Municipalities and other stakeholders must have a say in where and how pits are developed in their communities.
A Big congratulations to Jane Litchfield, of Guelph – the winner of this beautiful Autumn Cascades print, by Mary-Dawn Roberts!!
Jane won this lovely print when her name was entered into a draw after making a donation to the Hanlon Creek Weir Removal project. The print is a limited edition giclee on a 20″x40″ canvas, printed with archival inks, coated with ultraviolet varnish and enhanced with a float frame to a value of $750.00.
ORA would also like to extend our sincere thanks to Mary-Dawn for donating this amazing print in support of our crowdfunding campaign. You helped make Hanlon Creek a healthier home for local Guelph Brook Trout.
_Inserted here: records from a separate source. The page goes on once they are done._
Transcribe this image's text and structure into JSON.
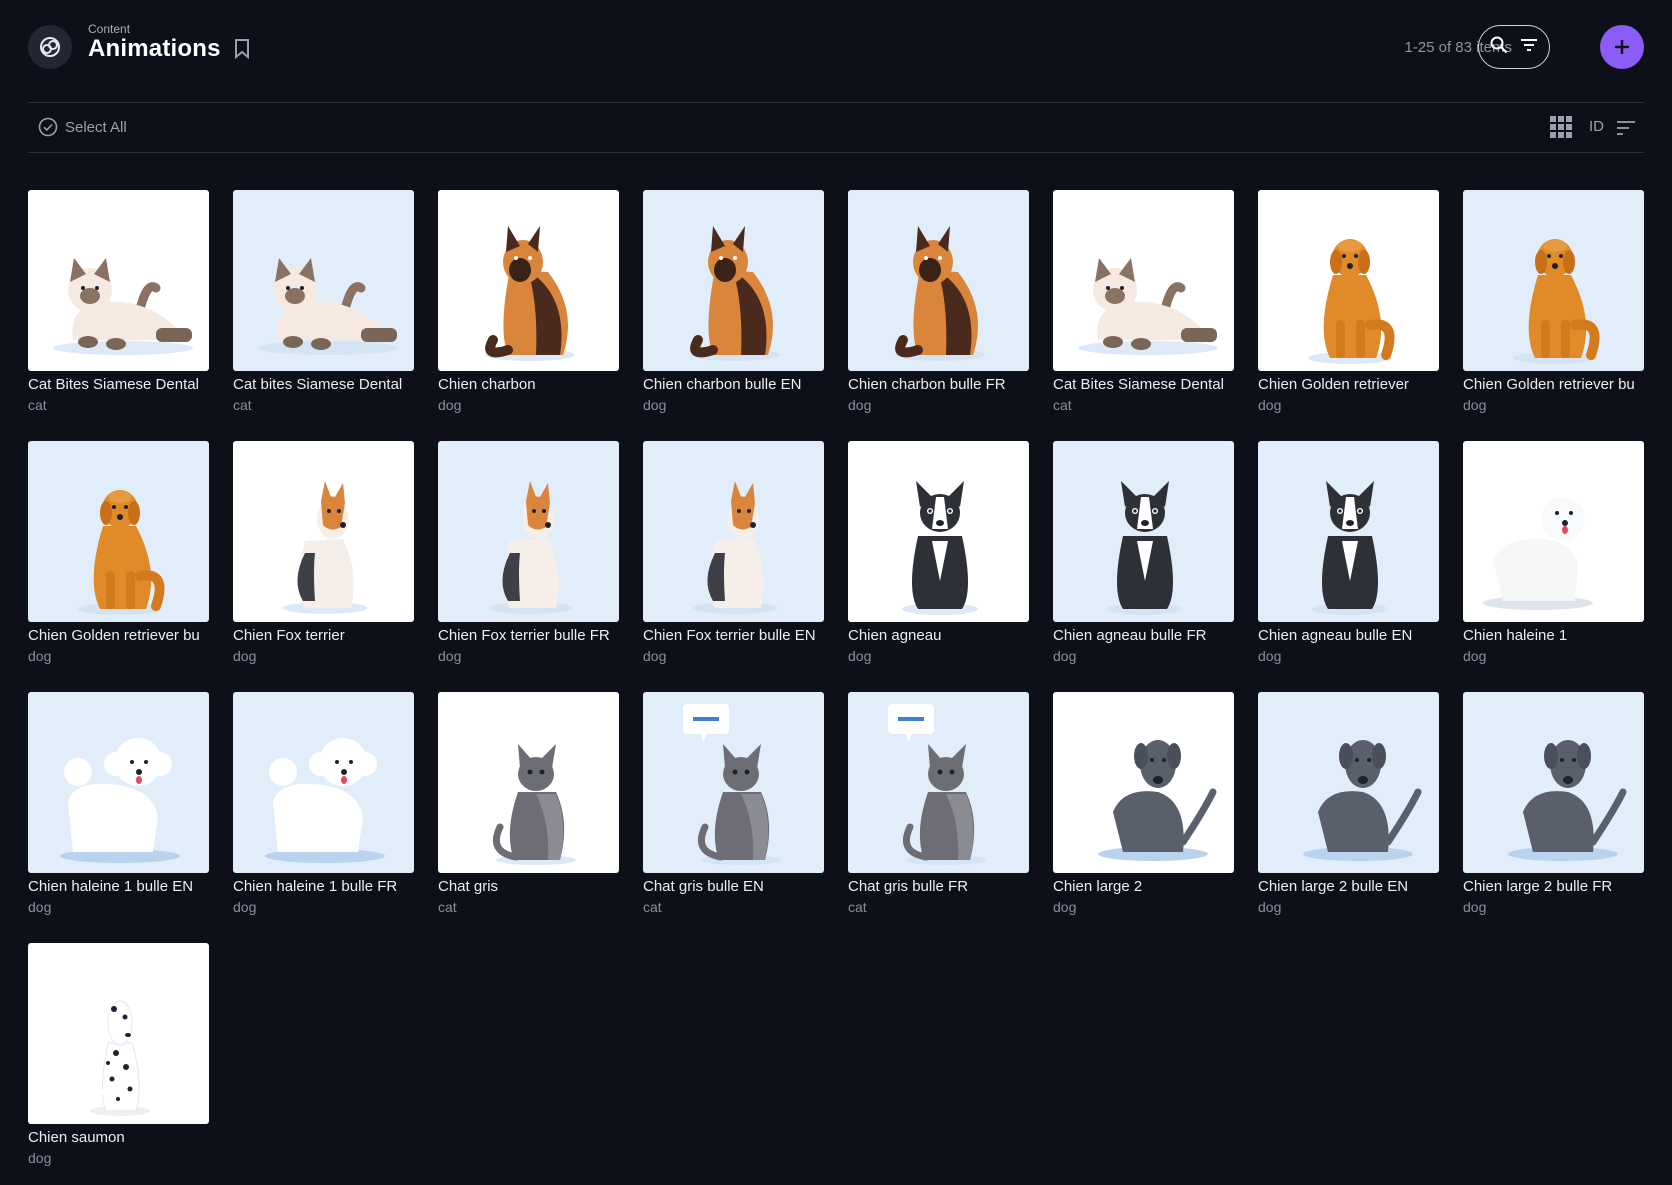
{
  "header": {
    "breadcrumb": "Content",
    "title": "Animations",
    "app_icon": "animation-rings-icon",
    "bookmark_icon": "bookmark-icon",
    "item_count": "1-25 of 83 items",
    "search_icon": "search-icon",
    "filter_icon": "filter-icon",
    "add_icon": "plus-icon",
    "accent_color": "#8b5cf6"
  },
  "toolbar": {
    "select_all": "Select All",
    "view_icon": "grid-view-icon",
    "sort_field": "ID",
    "sort_icon": "sort-icon"
  },
  "items": [
    {
      "name": "Cat Bites Siamese Dental",
      "category": "cat",
      "art": "siamese",
      "bg": "white"
    },
    {
      "name": "Cat bites Siamese Dental",
      "category": "cat",
      "art": "siamese",
      "bg": "blue"
    },
    {
      "name": "Chien charbon",
      "category": "dog",
      "art": "shepherd",
      "bg": "white"
    },
    {
      "name": "Chien charbon bulle EN",
      "category": "dog",
      "art": "shepherd",
      "bg": "blue"
    },
    {
      "name": "Chien charbon bulle FR",
      "category": "dog",
      "art": "shepherd",
      "bg": "blue"
    },
    {
      "name": "Cat Bites Siamese Dental",
      "category": "cat",
      "art": "siamese",
      "bg": "white"
    },
    {
      "name": "Chien Golden retriever",
      "category": "dog",
      "art": "golden",
      "bg": "white"
    },
    {
      "name": "Chien Golden retriever bu",
      "category": "dog",
      "art": "golden",
      "bg": "blue"
    },
    {
      "name": "Chien Golden retriever bu",
      "category": "dog",
      "art": "golden",
      "bg": "blue"
    },
    {
      "name": "Chien Fox terrier",
      "category": "dog",
      "art": "fox",
      "bg": "white"
    },
    {
      "name": "Chien Fox terrier bulle FR",
      "category": "dog",
      "art": "fox",
      "bg": "blue"
    },
    {
      "name": "Chien Fox terrier bulle EN",
      "category": "dog",
      "art": "fox",
      "bg": "blue"
    },
    {
      "name": "Chien agneau",
      "category": "dog",
      "art": "boston",
      "bg": "white"
    },
    {
      "name": "Chien agneau bulle FR",
      "category": "dog",
      "art": "boston",
      "bg": "blue"
    },
    {
      "name": "Chien agneau bulle EN",
      "category": "dog",
      "art": "boston",
      "bg": "blue"
    },
    {
      "name": "Chien haleine 1",
      "category": "dog",
      "art": "westie",
      "bg": "white"
    },
    {
      "name": "Chien haleine 1 bulle EN",
      "category": "dog",
      "art": "poodle",
      "bg": "blue"
    },
    {
      "name": "Chien haleine 1 bulle FR",
      "category": "dog",
      "art": "poodle",
      "bg": "blue"
    },
    {
      "name": "Chat gris",
      "category": "cat",
      "art": "graycat",
      "bg": "white"
    },
    {
      "name": "Chat gris bulle EN",
      "category": "cat",
      "art": "graycat-bubble",
      "bg": "blue"
    },
    {
      "name": "Chat gris bulle FR",
      "category": "cat",
      "art": "graycat-bubble",
      "bg": "blue"
    },
    {
      "name": "Chien large 2",
      "category": "dog",
      "art": "dane",
      "bg": "white"
    },
    {
      "name": "Chien large 2 bulle EN",
      "category": "dog",
      "art": "dane",
      "bg": "blue"
    },
    {
      "name": "Chien large 2 bulle FR",
      "category": "dog",
      "art": "dane",
      "bg": "blue"
    },
    {
      "name": "Chien saumon",
      "category": "dog",
      "art": "dalmatian",
      "bg": "white"
    }
  ]
}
Thank you!
Garden House Gallery
1953 Victoria Road S
What is needed in these circumstances are commitments to sustainable planning, complete communities, and sustainable building practices to protect Ontario’s triple bottom line of our ecological, economic, and social wellbeing, not a slash and burn approach for short-term gain.
ORA has seen few dams that attract tourists to a town, but large healthy rivers and fisheries appear to be more attractive, especially to anglers and canoeists, that can bring additional tourist dollars into the community.
GUELPH –On September 10th, with the sounds of a jackhammer hammering in the background, the Hanlon Creek monitoring weir was removed within Preservation Park in the City of Guelph. The motivation behind the removal of the weir was multi-purpose. The project objectives were to remove the weir to improve the ability of fish to migrate upstream, while simultaneously lowering the upstream water level, which will narrow the channel and result in cooler stream temperatures.
It’s done – the barrier to fish passage has been removed.
I’m happy to report that the Hanlon Creek Weir Removal Project was completed today!! The middle portion of the weir has been removed and the stream bed rehabilitated. Brook Trout are now able to access an additional 3.6 km of coldwater habitat and the stream has been made more resilient to a warming climate.
Warm thanks to all our volunteers and supporters for your generosity and caring!
A great article in the 8 September 2019 edition of the Guelph Today:
Community fills 3-tonnes of sandbags to kick start the Hanlon Creek Weir Removal project
Peaking operations, with the variable flow discharge and ramping patterns, the rate and frequency of water level changes, and the amount of time the station is at its maximum discharge level, can all have a significant impact on the degree of channel and bank erosion.